"Everyone seemed to be working for my success."
If you had told me in September of 1985 that I would not complete my bachelor's degree until December of 2014, I would not have believed you. I entered college straight out of high school, where I had been an above-average student. I loved my early college experience. But it was made difficult by my financial situation, my parents’ divorce, and the resulting feelings of guilt. All led me to return home to work.
After about a year of working full-time, I knew I was not living up to my potential. So following in my mother's footsteps, I went into a two-year nursing program, where I graduated first in my class. For the next 20 years, I thought about getting a bachelor's degree. I met my husband, built a house, had my first child, then my second. I relocated, and then relocated again. School just didn't seem to be in the cards for me.
I did a lot of research, gathered my transcripts, and worked out my budget several times before someone at our local hockey arena mentioned SNHU to my husband. Before, it had always seemed like an uphill battle. I couldn't believe it when my SNHU advisor said she would order my transcripts. I couldn't believe it when the financial aid came through, and the payment was affordable. It was all so easy. Earning my BA in General Studies from SNHU seemed meant to be.

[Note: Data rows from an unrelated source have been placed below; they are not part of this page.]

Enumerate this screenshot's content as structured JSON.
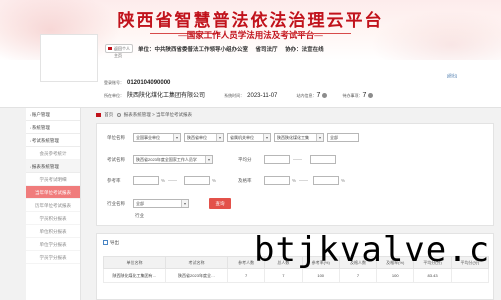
{
  "header": {
    "title": "陕西省智慧普法依法治理云平台",
    "subtitle": "—国家工作人员学法用法及考试平台—",
    "unit_pill": "返回个人主页",
    "unit_label": "单位：中共陕西省委普法工作领导小组办公室",
    "host_label": "省司法厅",
    "co_label": "协办：法宣在线",
    "exit": "[退出]"
  },
  "infobar": {
    "account_label": "登录账号：",
    "account_value": "0120104090000",
    "unit_label": "所在单位：",
    "unit_value": "陕西陕化煤化工集团有限公司",
    "time_label": "系统时间：",
    "time_value": "2023-11-07",
    "msg_label": "站内信息：",
    "msg_value": "7",
    "todo_label": "待办事项：",
    "todo_value": "7"
  },
  "sidebar": {
    "items": [
      {
        "label": "账户管理",
        "type": "parent"
      },
      {
        "label": "系统管理",
        "type": "parent"
      },
      {
        "label": "考试系统管理",
        "type": "parent"
      },
      {
        "label": "会员参考统计",
        "type": "sub"
      },
      {
        "label": "报表系统管理",
        "type": "parent-open"
      },
      {
        "label": "学员考试明细",
        "type": "sub"
      },
      {
        "label": "当年单位考试报表",
        "type": "sub-active"
      },
      {
        "label": "历年单位考试报表",
        "type": "sub"
      },
      {
        "label": "学员积分报表",
        "type": "sub"
      },
      {
        "label": "单位积分报表",
        "type": "sub"
      },
      {
        "label": "单位学分报表",
        "type": "sub"
      },
      {
        "label": "学员学分报表",
        "type": "sub"
      }
    ]
  },
  "breadcrumb": {
    "home": "首页",
    "sep": ">",
    "mid": "报表系统管理",
    "current": "当年单位考试报表"
  },
  "filters": {
    "unit_label": "单位名称",
    "unit_sel1": "全国事业单位",
    "unit_sel2": "陕西省单位",
    "unit_sel3": "省属机关单位",
    "unit_sel4": "陕西陕化煤化工集",
    "unit_sel5": "全部",
    "exam_label": "考试名称",
    "exam_value": "陕西省2023年度全国家工作人员学",
    "avg_label": "平均分",
    "ref_label": "参考率",
    "pass_label": "及格率",
    "pct": "%",
    "dash": "——",
    "industry_label": "行业名称",
    "industry_value": "全部",
    "industry_sub": "行业",
    "query_button": "查询"
  },
  "results": {
    "export_label": "导出",
    "columns": [
      "单位名称",
      "考试名称",
      "参考人数",
      "总人数",
      "参考率(%)",
      "及格人数",
      "及格率(%)",
      "平均分(分)",
      "平均分(分)"
    ],
    "rows": [
      [
        "陕西陕化煤化工集团有…",
        "陕西省2023年度全…",
        "7",
        "7",
        "100",
        "7",
        "100",
        "83.43",
        ""
      ]
    ]
  },
  "watermark": "btjkvalve.c"
}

I got signed up for my first class one day after classes had already started, and without a textbook, but my professor worked with me. In fact, everyone seemed to be working for my success. I recently spoke with my advisor, Missy Page, and we realized that I really am going to graduate in December 2014. After 29 years, I will finally be able to feel that I finished what I started. Moreover, I feel confident that I will continue on for a master's degree. SNHU has made it possible for me to be successful, and I am so grateful.